The interaction of solo and orchestral percussion plays a role in Schoenberg’s concerto, especially in the somewhat theatrical opening where four marching-sized bass drums (about half the diameter of a large orchestral bass drum) played thunderous isolated unisons with significant pauses between, from four parts of the hall: two on stage left and right, and another pair positioned far left and right up on the loge (first balcony), while Petrasek processed down the right aisle past the audience, playing a cluster of marching drums on a carrier frame, and ascended the steps to the stage.
(Oddly enough, a similar theatrical scenario opened an ASO performance of Tan Dun’s Water Concerto some years ago, but with multiple “waterphones” spatially deployed, soloist Tom Sherwood processing with one of them, set against sharp fffff chords in the brass instead of bass drums.)
Schoenberg describes this first of three consecutive sections as a march that represents “our mundane, day-to-day existence; the experiences we inevitably take for granted, as we become absorbed in our daily lives,” but there are jarring breaks inserted in the rhythmic groove, evoking disruption of routine from “natural occurrences or disasters” such as earthquakes, extreme heat, drought and wildfires, or unusually torrential downpours and flooding. After this section comes to a “screeching halt,” a second section emerges, representing the loss of continental coastlines. The final section is a “scherzo” that serves as the composer’s “call to action” that is at once relentless and aggressive but also, to a degree, optimistic about the human endgame.
Petrasek’s virtuosic performance was terrific, remarkable in the seeming ease and fluidity of his technical capabilities — the deeper details of which were perhaps not so much grasped by the general audience as by his fellow percussionists but certainly felt by all present.

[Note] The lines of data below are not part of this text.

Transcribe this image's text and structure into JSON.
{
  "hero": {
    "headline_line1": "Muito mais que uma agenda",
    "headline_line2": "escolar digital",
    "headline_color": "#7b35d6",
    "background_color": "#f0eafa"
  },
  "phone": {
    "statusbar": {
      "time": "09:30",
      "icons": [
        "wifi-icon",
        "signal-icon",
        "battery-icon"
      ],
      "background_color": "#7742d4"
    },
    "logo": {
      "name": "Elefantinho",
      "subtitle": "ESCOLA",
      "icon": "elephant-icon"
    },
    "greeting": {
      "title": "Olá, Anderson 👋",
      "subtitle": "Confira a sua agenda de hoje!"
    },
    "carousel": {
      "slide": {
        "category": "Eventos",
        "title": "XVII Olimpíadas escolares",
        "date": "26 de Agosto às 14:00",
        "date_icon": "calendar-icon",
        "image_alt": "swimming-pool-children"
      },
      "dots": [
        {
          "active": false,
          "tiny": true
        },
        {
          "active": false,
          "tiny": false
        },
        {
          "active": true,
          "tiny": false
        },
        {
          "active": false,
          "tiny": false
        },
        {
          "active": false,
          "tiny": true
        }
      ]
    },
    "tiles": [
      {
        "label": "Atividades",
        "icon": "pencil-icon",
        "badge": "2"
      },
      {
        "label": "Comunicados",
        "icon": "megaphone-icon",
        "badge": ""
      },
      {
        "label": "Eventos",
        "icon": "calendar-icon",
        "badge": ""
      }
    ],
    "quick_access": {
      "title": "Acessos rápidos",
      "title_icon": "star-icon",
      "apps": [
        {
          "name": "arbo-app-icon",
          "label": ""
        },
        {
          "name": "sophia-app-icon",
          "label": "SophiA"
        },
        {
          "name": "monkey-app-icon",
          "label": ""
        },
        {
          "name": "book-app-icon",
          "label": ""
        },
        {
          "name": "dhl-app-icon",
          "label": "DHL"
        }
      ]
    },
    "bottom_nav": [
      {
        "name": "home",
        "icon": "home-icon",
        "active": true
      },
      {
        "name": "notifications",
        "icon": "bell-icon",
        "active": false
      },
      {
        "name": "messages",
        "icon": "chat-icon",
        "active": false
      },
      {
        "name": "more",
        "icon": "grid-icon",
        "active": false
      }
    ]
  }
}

New set the overall temperament from the beginning with “Mars, the Bringer of War,” which was faster than anticipated. Under that choice, Mars came across as less a representation of the ponderous but relentless massiveness of mechanized war that resulted from the clash of 20th-century technology with 19th-century military science during World War I, and more of an alarmingly aggressive force of war with greater pointedness in its faster momentum (consider the German Blitzkrieg strategy of WWII as one relevant comparison).
New continued this inclination toward front-edge tempos for most of the suite, without going beyond the red line, while avoiding an all-too-settled-in reserved Britishness that can itself become heavy-handed and stodgy, although some of a traditional stateliness could have benefitted some movements of the Suite, taking them just a tick or two slower.
That said, overall the piece was well-played and enjoyable. It’s hard of The Planets not to engage the listener unless there are truly critical shortcoming in its performance, which was not the case here. The combination of two contemporary works plus this old favorite proved a duly satisfying program.
This was Gemma New’s fourth appearnce on the ASO podium. Beginning in 2021, previous ones were video streamed-only during the pandemic. At the time, she was being considered as a candidate for the post of ASO music director. While that did not come to fruition, New’s visit this week as guest conductor felt refreshing and we do look forward to her returning to lead the ASO again in the not-too-distant future. ■
- Atlanta Symphony Orchestra: aso.org
- Gemma New: gemmanew.com
- Joseph Petrasek: aso.org/artists/detail/joseph-petrasek